(Website and app data records)
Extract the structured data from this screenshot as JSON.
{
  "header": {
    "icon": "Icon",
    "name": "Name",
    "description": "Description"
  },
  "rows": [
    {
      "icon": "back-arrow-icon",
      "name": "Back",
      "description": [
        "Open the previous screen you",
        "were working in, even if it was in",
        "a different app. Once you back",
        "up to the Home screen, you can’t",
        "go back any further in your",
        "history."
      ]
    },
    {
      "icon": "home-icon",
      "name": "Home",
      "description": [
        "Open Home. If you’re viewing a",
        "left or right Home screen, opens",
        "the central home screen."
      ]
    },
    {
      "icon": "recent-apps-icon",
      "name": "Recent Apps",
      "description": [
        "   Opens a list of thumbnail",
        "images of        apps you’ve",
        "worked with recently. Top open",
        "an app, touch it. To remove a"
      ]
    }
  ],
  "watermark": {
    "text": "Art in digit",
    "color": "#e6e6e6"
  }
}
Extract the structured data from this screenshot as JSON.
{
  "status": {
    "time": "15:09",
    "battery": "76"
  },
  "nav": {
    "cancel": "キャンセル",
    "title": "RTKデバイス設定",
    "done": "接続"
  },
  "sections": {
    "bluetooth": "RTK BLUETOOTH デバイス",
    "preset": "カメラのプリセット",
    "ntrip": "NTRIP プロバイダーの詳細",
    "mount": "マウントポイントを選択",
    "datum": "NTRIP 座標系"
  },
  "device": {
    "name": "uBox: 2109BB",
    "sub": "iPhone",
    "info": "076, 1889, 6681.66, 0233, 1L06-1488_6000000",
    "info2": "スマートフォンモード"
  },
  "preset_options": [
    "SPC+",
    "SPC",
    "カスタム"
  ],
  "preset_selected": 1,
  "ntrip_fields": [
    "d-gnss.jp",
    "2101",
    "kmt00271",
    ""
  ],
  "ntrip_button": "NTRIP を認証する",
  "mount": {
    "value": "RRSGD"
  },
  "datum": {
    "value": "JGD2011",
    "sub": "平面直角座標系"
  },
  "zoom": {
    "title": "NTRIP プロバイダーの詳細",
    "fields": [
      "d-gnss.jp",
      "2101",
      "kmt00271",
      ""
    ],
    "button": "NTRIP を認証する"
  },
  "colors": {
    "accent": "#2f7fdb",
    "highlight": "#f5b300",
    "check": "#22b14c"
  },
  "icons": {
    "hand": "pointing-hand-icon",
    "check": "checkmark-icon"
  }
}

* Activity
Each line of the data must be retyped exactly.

* Worked solution
Extract the structured data from this screenshot as JSON.
{
  "header": {
    "icon": "Icon",
    "name": "Name",
    "description": "Description"
  },
  "rows": [
    {
      "icon": "back-arrow-icon",
      "name": "Back",
      "description": [
        "Open the previous screen you",
        "were working in, even if it was in",
        "a different app. Once you back",
        "up to the Home screen, you can’t",
        "go back any further in your",
        "history."
      ]
    },
    {
      "icon": "home-icon",
      "name": "Home",
      "description": [
        "Open Home. If you’re viewing a",
        "left or right Home screen, opens",
        "the central home screen."
      ]
    },
    {
      "icon": "recent-apps-icon",
      "name": "Recent Apps",
      "description": [
        "   Opens a list of thumbnail",
        "images of        apps you’ve",
        "worked with recently. Top open",
        "an app, touch it. To remove a"
      ]
    }
  ],
  "watermark": {
    "text": "Art in digit",
    "color": "#e6e6e6"
  }
}
Extract the structured data from this screenshot as JSON.
{
  "status": {
    "time": "15:09",
    "battery": "76"
  },
  "nav": {
    "cancel": "キャンセル",
    "title": "RTKデバイス設定",
    "done": "接続"
  },
  "sections": {
    "bluetooth": "RTK BLUETOOTH デバイス",
    "preset": "カメラのプリセット",
    "ntrip": "NTRIP プロバイダーの詳細",
    "mount": "マウントポイントを選択",
    "datum": "NTRIP 座標系"
  },
  "device": {
    "name": "uBox: 2109BB",
    "sub": "iPhone",
    "info": "076, 1889, 6681.66, 0233, 1L06-1488_6000000",
    "info2": "スマートフォンモード"
  },
  "preset_options": [
    "SPC+",
    "SPC",
    "カスタム"
  ],
  "preset_selected": 1,
  "ntrip_fields": [
    "d-gnss.jp",
    "2101",
    "kmt00271",
    ""
  ],
  "ntrip_button": "NTRIP を認証する",
  "mount": {
    "value": "RRSGD"
  },
  "datum": {
    "value": "JGD2011",
    "sub": "平面直角座標系"
  },
  "zoom": {
    "title": "NTRIP プロバイダーの詳細",
    "fields": [
      "d-gnss.jp",
      "2101",
      "kmt00271",
      ""
    ],
    "button": "NTRIP を認証する"
  },
  "colors": {
    "accent": "#2f7fdb",
    "highlight": "#f5b300",
    "check": "#22b14c"
  },
  "icons": {
    "hand": "pointing-hand-icon",
    "check": "checkmark-icon"
  }
}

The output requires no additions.